However, local engineer Craig McConnell, who has keenly studied the LNG industry, says lambasting Tanoto simply doesn’t serve any purpose because Woodfibre LNG is the Canadian subsidiary of his company and Tanoto must be aware that Canada has a high level of government regulation. “It’s easy to dig up dirt on anyone these days, but I simply don’t see the point of attacking someone whom I haven’t even met or talked to. Personally, I have hard times judging people until I met them and I don’t see how attacking Tanoto will benefit people in BC,” he says.
McConnell also says that the online portrayal of Tanoto might not be representative of the broader community. He believes there is a silent majority of people in the community who support the project and they might not be active on the social media for a host of reasons. “People have busy daily lives and their time is taken up by commuting and working and taking care of their family. They don’t feel the need to engage as much as the evangelistic opponents who are organized and have an emotional investment in this issue,” he says.

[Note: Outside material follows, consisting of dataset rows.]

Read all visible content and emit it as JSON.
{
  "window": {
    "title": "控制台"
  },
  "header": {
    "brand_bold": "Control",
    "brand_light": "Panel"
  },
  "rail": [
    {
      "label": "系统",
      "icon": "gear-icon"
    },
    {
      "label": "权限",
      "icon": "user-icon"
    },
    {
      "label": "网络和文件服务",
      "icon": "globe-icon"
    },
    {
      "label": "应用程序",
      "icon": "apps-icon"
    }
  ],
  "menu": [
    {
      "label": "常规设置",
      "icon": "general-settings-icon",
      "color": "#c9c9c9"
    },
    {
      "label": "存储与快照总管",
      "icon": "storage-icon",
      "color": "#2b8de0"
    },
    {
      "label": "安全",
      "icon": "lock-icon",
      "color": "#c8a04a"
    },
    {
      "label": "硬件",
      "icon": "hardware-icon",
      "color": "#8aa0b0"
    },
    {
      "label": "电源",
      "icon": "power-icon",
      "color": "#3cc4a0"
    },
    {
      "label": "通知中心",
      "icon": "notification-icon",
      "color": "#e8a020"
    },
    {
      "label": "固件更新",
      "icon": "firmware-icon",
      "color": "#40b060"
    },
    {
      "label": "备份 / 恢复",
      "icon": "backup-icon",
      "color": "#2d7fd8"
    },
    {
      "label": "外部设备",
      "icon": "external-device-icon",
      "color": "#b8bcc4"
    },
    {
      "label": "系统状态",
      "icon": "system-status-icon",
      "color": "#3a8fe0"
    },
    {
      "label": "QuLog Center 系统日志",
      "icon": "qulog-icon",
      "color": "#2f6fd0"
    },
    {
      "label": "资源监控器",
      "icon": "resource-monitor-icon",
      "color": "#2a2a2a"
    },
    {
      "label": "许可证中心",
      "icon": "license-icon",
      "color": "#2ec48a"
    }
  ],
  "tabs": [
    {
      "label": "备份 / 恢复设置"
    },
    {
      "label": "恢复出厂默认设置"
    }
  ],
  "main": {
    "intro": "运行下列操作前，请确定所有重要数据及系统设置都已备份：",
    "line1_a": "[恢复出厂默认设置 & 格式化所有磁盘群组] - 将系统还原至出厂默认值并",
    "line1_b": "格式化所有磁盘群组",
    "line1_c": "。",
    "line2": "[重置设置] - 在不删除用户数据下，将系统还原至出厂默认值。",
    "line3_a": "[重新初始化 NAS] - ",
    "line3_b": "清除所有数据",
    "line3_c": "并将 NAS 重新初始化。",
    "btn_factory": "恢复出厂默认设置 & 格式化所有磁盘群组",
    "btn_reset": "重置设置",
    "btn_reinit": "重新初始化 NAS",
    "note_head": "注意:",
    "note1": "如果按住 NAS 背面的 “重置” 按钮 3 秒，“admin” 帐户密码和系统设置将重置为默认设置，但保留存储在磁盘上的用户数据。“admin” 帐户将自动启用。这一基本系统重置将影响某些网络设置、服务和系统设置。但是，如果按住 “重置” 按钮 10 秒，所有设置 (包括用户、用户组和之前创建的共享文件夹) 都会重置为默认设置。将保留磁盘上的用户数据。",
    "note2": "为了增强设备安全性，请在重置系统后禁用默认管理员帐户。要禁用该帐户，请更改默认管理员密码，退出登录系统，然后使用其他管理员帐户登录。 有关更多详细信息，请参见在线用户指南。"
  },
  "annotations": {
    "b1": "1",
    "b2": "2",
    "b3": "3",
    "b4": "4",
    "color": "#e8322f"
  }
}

Geri Avis has worked at the Woodfibre pulp mill and now works in Vancouver. She has been quite vocal in supporting the LNG plant but has pulled back from the relentless bickering on the Internet. As an old resident of Squamish, Avis claims there is a silent majority of citizens, including local businesses, which supports the project but doesn’t want to engage in unnecessary confrontation. “Those faulting Tanoto should also reflect on the business practices of Canadian companies. Before we start casting aspersions on others, why don’t we write about the conduct of Canadian mining companies abroad or the sneaky way the Canadian pension company operated in Germany?” she says.
Online debates, especially by anonymous people, may not be the most reliable indicator of public mood. Yet, one stark fact you cannot miss is this—there are lots of people who passionately defend Woodfibre LNG on the Internet but very few among them would defend Tanoto.

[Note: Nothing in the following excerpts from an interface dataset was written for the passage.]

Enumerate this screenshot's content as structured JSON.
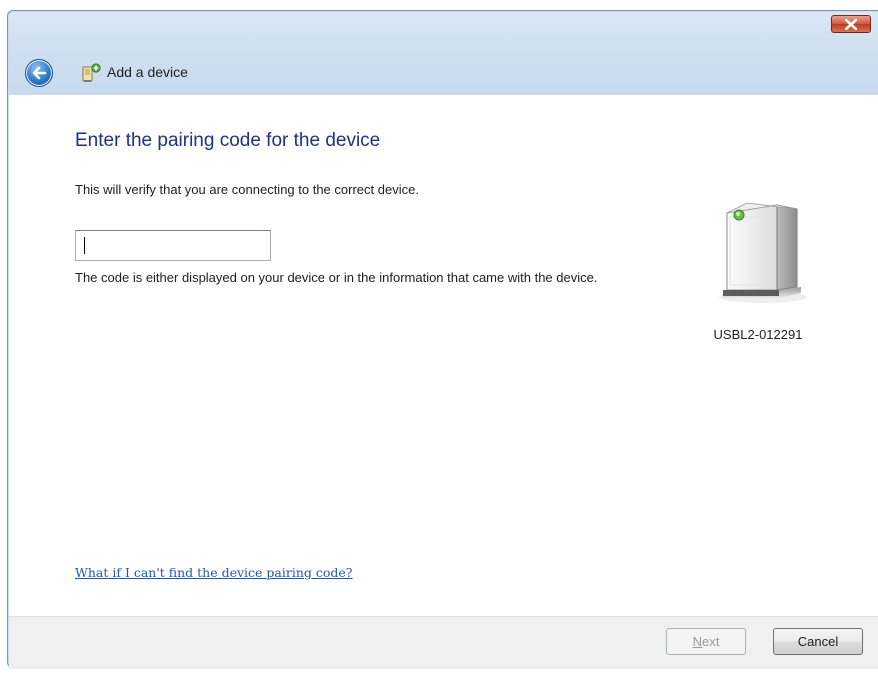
{
  "window": {
    "title": "Add a device",
    "close_icon": "close-icon",
    "back_icon": "back-arrow-icon",
    "app_icon": "add-device-icon"
  },
  "page": {
    "heading": "Enter the pairing code for the device",
    "description": "This will verify that you are connecting to the correct device.",
    "code_input_value": "",
    "hint": "The code is either displayed on your device or in the information that came with the device.",
    "help_link": "What if I can't find the device pairing code?"
  },
  "device": {
    "name": "USBL2-012291",
    "icon": "computer-tower-icon"
  },
  "footer": {
    "next_label_prefix": "",
    "next_label_accel": "N",
    "next_label_suffix": "ext",
    "cancel_label": "Cancel"
  },
  "colors": {
    "heading": "#1e3287",
    "link": "#1e58b4",
    "title_bar": "#cfdff1",
    "close_button": "#c13a1e"
  }
}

It seems Woodfibre LNG too has realised that Tanoto’s shadow must not fall on the plant. But Tanoto, it seems, is its worst-kept secret. A few weeks ago, when I was planning to prepare a package on the Woodfibre issue, I asked the company for a high-resolution photograph of Tanoto. I was shocked by their response. A global company that circulates tons of publicity material, in both hard and soft forms, told me they don’t have his photograph at the moment but would try to arrange. And how do they do that? The request for photograph, the company said, was sent to the parent company in Singapore! About ten days later I was told: “Will let you know when/if I hear back [from Singapore].” I had asked for just a high-resolution picture of any kind and not a portfolio!
It seemed the mere request for a photograph, from which they had no means to deduce what I was going to write, had sent them into a tizzy. And this is what they further said: Are you writing an attack piece on Tanoto? If you are, forget the photograph. The assumption was the company would provide the photograph only if I was writing a positive piece! When I expressed my shock, a friendly executive realised the gaffe and apologised. If you bring up Tanoto’s name, there is a Pavlovian reaction from the company.
The day I was sending the paper to press, the company told me they had come to know I had written something on Tanoto and they would be happy to give me any information I wanted. I forgot to ask if the condition for getting information remained the same—if it’s a goody-goody piece we cooperate, otherwise the request goes to Singapore and we will let you know “when/if” we hear back.
Tanoto is a big challenge for the Woodfibre LNG which they cannot meet by playing games. With such a negative portrayal of him on the Internet, the company must reach out to the community and educate it on Tanoto’s background. They can give presentations to challenge allegations and allay unfounded fears of the community about Tanoto’s intentions.